Israeli universities part of 'rodent whiskers' robotic project

Taking a lesson from mice and rats, the BIOTACT nature-imitation project is developing innovative touch technologies.

mouse 88 ap (photo credit: )
mouse 88 ap
(photo credit: )

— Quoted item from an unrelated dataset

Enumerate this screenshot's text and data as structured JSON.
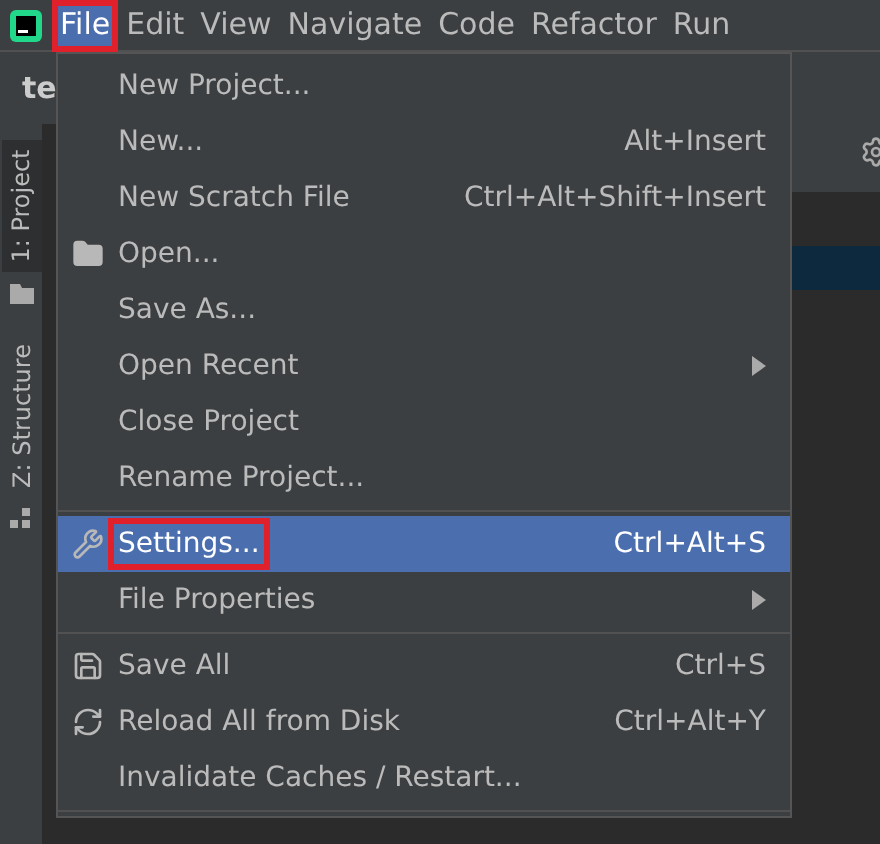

Taking a lesson from mice and rats, which find their way in the dark with their whiskers, a multinational team that includes Israelis is developing innovative touch technologies, including a robot that will be able to quickly locate, identify and capture moving objects in space. The BIOTACT nature-imitation project, funded primarily by the EC Seventh Research Framework Program, includes participation by scientists from universities, research institutes and high-tech companies in Israel, Britain, Switzerland, Italy, France, Germany and the US. Based on principles of active sensing adopted widely in the animal kingdom, the multinational team plans to produce the "whiskered" robotic rat. "The use of touch in the design of artificial intelligence systems has been largely overlooked until now," says participant Prof. Ehud Ahissar of the neurobiology department at Rehovot's Weizmann Institute of Science. "In nocturnal creatures, or those that inhabit poorly lit places, the use of touch is widely preferred to vision as a primary means of learning and receiving physical information about their surrounding environment," he said. "If we succeed in understanding what makes an animal's sense of touch so efficient, we will be able to develop robots imitating this feature and put them to effective use." The consortium's research suggests, among other things, that the neural signals travel from the whiskers through parallel pathways that function within parallel closed feedback loops, constantly monitoring the signals they receive and changing their responses accordingly. "To investigate the role of feedback loops further, consortium members will implement theoretical methods and calculations from theoretical physics and applied mathematics in order to develop and research models that describe the complicated neural processes that control active sensing," says Ben-Gurion University Prof. David Golomb, whose research team is one of the groups participating in the project. Ahissar adds, "The aim of this research is to help gain a better understanding of the brain on the one hand and advance technology on the other. Researchers can use robots as an experimental tool, by building a brain-like system step-by-step, gaining insights into the workings of the brain's inside components. With regard to technological applications, we suggest that it is the multiple closed feedback loops that are the key features giving biological systems an advantage over robotic systems. Therefore, implementing this biological knowledge will, we hope, allow robotics researchers to build machines that are more efficient, which can be used in rescue missions, as well as search missions under conditions of restricted visibility."